» **EXTRACTED RECORDS**
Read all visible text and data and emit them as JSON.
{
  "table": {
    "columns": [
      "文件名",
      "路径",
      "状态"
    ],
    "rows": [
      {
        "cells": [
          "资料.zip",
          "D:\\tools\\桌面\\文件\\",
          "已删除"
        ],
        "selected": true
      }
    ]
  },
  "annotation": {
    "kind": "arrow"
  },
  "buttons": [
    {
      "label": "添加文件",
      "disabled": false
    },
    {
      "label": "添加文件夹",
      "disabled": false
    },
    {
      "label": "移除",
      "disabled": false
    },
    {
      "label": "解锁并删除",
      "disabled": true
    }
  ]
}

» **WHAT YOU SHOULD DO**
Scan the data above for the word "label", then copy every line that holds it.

» **EXERCISE RESPONSE**
      "label": "添加文件",
      "label": "添加文件夹",
      "label": "移除",
      "label": "解锁并删除",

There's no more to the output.